* REQUIRED ACTION *
Across the entries below, how many lines include the word "zoom"? Reply with only the number.

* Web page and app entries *
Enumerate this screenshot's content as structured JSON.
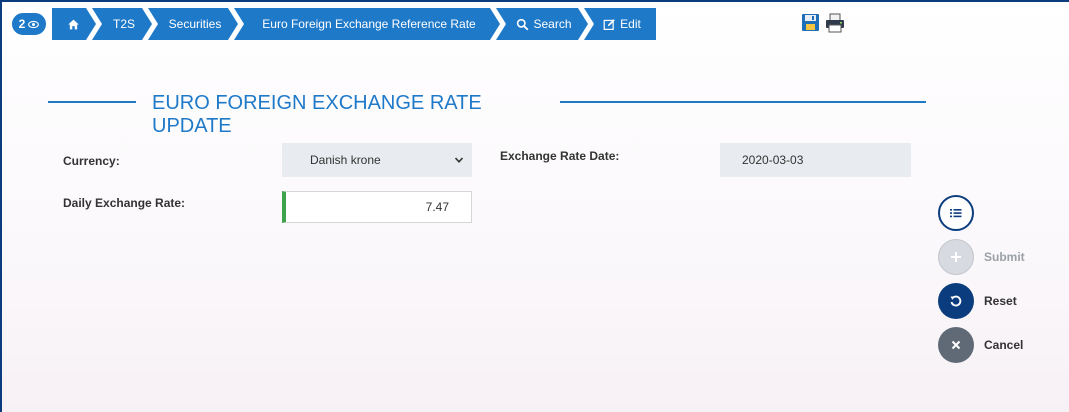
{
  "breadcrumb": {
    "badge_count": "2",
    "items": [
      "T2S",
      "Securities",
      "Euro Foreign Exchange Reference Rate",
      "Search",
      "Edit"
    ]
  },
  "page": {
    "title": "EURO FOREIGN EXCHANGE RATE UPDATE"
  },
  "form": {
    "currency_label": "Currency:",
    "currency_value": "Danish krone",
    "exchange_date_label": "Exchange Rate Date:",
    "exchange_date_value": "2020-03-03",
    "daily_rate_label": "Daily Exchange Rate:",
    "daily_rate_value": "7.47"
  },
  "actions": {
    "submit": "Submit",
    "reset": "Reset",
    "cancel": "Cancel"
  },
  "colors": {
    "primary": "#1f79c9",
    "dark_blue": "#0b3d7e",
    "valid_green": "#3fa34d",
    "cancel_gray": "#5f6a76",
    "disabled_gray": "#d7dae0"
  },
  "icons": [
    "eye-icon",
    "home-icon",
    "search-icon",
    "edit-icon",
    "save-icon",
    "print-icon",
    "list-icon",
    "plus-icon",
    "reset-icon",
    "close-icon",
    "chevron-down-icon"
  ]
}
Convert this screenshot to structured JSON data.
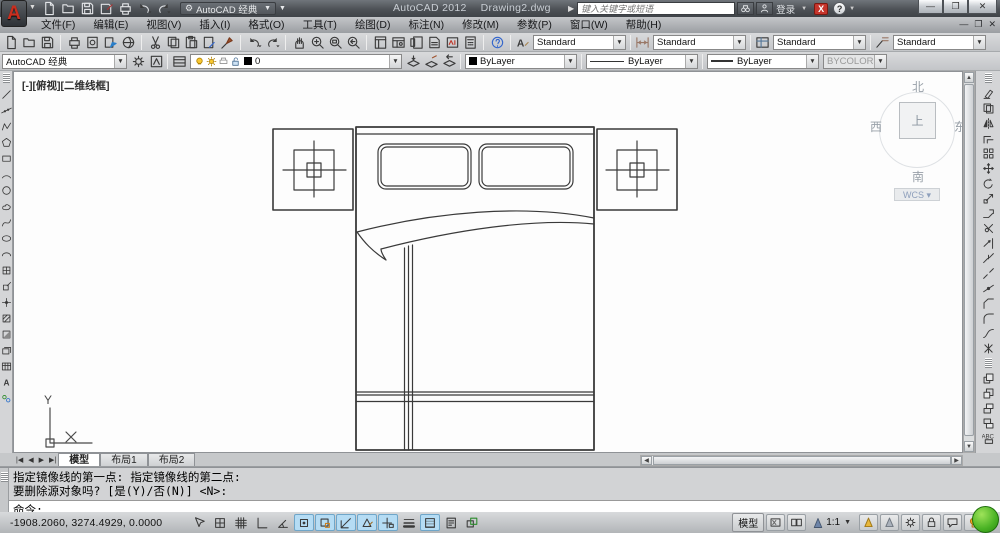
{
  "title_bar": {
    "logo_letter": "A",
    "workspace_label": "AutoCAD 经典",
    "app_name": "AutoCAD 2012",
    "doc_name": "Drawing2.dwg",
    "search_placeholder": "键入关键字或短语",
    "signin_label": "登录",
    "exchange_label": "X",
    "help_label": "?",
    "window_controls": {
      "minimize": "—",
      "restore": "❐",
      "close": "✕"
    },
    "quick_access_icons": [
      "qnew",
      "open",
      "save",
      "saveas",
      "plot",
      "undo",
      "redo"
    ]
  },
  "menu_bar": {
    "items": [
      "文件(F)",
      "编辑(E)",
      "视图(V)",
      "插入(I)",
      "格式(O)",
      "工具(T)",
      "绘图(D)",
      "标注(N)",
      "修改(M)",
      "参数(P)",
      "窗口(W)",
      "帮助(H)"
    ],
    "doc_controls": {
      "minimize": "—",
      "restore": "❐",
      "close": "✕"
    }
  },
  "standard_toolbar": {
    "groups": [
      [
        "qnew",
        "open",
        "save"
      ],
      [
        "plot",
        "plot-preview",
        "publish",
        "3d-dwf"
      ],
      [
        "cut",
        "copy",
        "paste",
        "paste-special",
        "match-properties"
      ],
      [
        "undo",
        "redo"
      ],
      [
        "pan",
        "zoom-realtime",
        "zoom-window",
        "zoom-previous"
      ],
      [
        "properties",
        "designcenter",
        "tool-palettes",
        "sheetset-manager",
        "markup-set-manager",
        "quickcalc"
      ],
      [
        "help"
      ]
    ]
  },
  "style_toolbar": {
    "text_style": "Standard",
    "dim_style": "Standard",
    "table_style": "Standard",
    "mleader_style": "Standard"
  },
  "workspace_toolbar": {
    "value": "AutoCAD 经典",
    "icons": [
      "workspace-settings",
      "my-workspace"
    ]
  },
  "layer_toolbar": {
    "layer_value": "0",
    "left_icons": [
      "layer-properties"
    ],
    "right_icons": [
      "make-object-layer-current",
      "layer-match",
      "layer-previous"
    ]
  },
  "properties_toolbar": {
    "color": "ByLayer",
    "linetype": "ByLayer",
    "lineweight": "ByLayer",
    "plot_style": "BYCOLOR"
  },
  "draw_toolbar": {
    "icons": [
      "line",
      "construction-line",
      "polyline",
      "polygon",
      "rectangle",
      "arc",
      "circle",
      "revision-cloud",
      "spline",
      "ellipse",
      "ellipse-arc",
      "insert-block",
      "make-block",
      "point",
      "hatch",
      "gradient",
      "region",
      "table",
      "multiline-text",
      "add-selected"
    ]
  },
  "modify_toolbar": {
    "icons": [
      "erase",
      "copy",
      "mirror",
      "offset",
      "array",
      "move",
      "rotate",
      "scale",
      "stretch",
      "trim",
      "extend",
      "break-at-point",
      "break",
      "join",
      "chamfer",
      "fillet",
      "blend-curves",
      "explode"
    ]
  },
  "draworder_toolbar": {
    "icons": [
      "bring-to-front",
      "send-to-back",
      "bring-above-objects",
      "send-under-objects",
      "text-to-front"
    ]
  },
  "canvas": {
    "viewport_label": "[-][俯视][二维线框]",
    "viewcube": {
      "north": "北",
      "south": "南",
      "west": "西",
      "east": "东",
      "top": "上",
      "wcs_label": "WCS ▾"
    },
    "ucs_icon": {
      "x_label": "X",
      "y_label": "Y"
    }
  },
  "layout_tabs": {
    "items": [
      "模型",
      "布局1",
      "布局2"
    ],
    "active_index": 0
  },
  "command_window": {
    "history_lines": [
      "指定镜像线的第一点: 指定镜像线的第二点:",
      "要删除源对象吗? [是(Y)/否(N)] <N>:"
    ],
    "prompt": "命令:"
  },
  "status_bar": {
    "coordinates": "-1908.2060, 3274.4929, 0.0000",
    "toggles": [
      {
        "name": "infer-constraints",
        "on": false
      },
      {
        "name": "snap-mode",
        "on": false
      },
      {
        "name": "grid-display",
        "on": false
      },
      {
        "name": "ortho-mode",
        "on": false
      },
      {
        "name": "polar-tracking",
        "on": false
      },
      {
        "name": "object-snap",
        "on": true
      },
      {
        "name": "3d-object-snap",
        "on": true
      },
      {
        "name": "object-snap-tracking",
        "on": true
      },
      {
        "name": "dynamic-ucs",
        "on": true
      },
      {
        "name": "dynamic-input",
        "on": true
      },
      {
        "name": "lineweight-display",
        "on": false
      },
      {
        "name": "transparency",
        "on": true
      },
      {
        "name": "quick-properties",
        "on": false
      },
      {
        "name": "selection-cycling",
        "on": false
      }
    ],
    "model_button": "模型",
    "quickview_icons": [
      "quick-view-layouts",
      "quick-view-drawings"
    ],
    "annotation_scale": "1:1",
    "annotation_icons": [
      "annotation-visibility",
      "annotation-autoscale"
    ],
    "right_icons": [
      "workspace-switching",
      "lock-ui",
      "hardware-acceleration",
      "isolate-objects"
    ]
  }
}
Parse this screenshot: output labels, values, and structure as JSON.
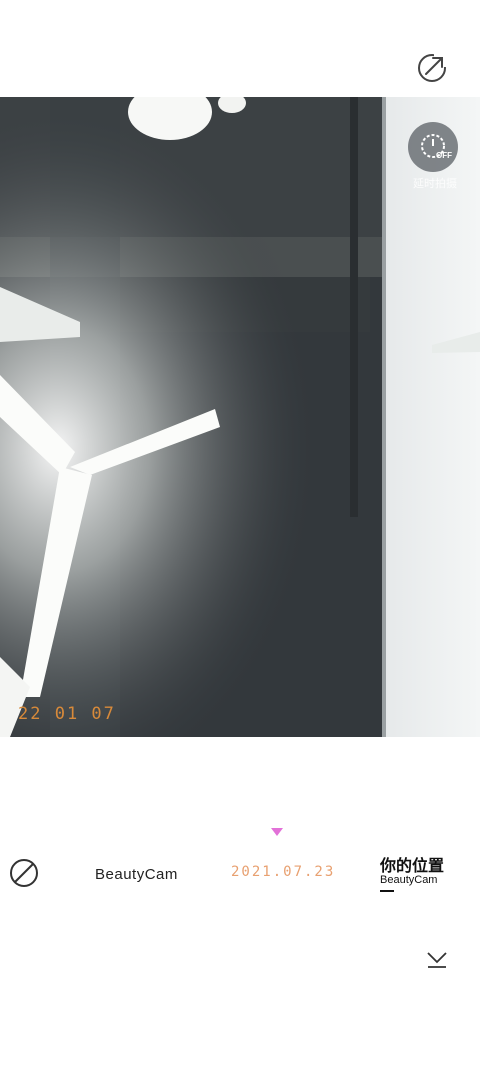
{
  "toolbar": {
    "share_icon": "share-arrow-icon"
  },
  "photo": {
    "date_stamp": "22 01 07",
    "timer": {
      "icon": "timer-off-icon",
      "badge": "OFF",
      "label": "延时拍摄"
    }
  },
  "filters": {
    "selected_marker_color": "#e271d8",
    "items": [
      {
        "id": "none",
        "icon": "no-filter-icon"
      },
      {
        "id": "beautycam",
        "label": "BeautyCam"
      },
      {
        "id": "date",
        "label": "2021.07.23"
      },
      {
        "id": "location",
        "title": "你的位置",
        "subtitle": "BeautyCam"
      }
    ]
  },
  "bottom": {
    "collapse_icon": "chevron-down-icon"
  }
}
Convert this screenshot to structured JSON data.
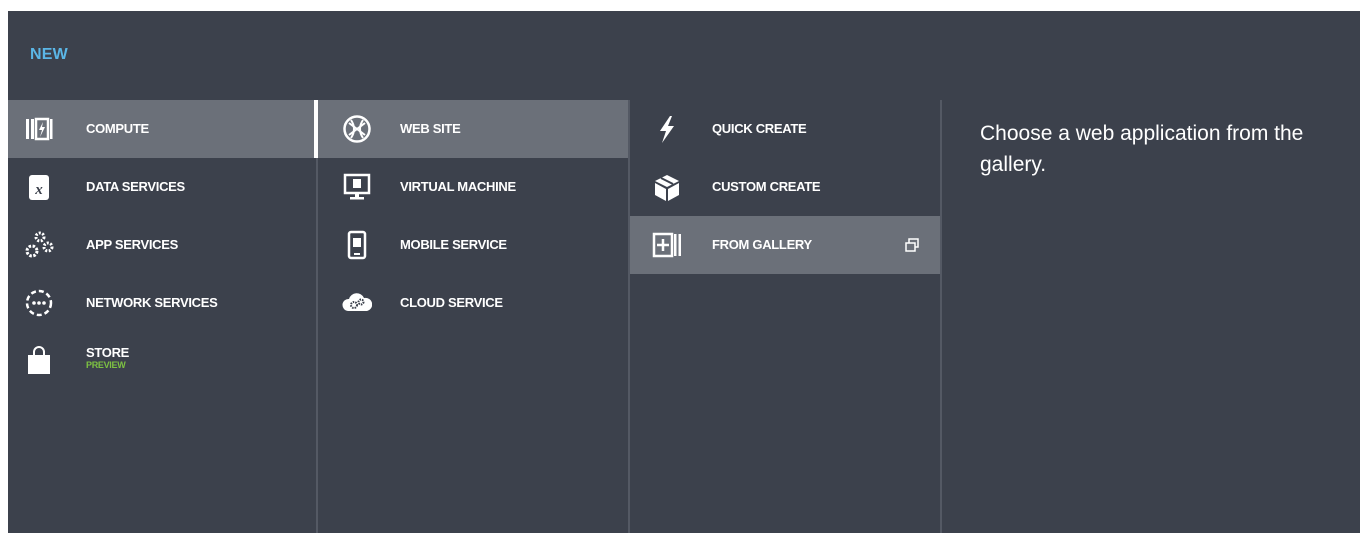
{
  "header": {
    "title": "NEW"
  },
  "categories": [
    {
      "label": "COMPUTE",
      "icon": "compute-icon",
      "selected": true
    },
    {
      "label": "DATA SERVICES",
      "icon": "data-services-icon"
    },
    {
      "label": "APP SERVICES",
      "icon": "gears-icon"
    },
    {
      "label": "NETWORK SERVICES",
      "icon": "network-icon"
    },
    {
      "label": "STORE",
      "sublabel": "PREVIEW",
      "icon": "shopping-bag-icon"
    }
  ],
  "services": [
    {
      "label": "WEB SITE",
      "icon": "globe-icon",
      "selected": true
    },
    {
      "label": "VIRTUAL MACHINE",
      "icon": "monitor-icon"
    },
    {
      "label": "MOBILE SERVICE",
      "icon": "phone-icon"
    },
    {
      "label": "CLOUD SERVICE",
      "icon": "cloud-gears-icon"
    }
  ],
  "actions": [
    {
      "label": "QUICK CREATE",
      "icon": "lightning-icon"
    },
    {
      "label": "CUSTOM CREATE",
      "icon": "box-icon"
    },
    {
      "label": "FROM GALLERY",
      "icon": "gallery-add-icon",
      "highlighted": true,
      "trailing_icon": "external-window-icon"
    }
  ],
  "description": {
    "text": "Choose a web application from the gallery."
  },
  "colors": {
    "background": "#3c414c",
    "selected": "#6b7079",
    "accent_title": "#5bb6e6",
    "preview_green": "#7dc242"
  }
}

* EXERCISE RESULT *
3